§ **Directions for this task**
Count the lines in the listing below that hold the string "object". Reply with the number alone.

§ **Records for this task**
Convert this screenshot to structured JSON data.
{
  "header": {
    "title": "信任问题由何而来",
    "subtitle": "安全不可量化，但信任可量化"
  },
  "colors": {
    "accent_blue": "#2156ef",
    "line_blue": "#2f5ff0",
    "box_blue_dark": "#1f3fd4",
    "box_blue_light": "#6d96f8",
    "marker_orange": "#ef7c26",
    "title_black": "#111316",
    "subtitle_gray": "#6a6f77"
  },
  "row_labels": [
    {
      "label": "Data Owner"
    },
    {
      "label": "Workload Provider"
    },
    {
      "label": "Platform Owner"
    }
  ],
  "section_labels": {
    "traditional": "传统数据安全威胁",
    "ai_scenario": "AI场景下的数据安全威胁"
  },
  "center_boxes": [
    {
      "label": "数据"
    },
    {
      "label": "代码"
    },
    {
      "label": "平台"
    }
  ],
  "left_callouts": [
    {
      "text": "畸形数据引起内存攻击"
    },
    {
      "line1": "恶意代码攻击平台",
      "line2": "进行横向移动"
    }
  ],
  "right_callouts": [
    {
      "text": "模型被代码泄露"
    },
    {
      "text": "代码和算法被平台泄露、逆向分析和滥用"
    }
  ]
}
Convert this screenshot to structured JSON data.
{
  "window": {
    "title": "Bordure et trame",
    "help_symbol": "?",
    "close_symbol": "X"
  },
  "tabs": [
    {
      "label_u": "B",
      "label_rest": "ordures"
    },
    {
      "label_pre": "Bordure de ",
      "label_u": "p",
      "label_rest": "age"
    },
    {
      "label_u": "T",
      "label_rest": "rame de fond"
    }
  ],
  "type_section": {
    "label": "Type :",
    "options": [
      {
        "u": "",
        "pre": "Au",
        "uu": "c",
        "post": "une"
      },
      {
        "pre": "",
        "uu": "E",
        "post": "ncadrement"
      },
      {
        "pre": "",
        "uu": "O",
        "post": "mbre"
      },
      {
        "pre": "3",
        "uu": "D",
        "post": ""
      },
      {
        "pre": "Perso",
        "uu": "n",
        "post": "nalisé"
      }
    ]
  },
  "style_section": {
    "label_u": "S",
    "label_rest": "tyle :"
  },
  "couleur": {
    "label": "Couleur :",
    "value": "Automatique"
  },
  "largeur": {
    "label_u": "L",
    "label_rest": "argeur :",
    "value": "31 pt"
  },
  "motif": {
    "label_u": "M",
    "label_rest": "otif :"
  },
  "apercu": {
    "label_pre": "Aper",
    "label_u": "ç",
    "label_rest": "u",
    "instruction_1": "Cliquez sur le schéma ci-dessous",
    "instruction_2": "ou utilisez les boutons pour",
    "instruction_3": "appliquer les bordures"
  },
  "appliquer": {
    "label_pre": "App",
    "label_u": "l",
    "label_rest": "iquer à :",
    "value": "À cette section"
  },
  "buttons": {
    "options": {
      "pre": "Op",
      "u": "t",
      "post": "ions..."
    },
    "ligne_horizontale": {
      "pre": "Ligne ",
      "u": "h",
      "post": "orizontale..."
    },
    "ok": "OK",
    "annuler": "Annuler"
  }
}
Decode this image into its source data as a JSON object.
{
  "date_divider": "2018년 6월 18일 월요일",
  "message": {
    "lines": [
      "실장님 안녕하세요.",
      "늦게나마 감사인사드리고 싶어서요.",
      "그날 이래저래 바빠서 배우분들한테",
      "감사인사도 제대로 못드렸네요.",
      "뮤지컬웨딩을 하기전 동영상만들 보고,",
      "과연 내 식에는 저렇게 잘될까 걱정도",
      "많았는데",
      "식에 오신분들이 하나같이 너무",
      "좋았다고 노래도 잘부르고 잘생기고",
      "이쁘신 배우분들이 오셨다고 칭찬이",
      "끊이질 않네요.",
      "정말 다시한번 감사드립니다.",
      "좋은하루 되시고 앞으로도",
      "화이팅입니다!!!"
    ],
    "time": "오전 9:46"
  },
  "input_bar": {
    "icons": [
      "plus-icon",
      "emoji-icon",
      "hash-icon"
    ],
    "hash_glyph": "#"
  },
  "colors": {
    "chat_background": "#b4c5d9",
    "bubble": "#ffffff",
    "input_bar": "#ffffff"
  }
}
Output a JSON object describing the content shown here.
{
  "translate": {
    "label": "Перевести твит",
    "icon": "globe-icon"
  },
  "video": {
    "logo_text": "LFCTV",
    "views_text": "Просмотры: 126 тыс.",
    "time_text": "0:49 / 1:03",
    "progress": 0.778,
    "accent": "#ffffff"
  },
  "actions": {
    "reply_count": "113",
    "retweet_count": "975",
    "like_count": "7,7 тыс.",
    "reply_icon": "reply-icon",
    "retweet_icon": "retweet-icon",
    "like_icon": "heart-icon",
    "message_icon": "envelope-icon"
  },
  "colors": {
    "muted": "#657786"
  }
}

§ **Your response**
2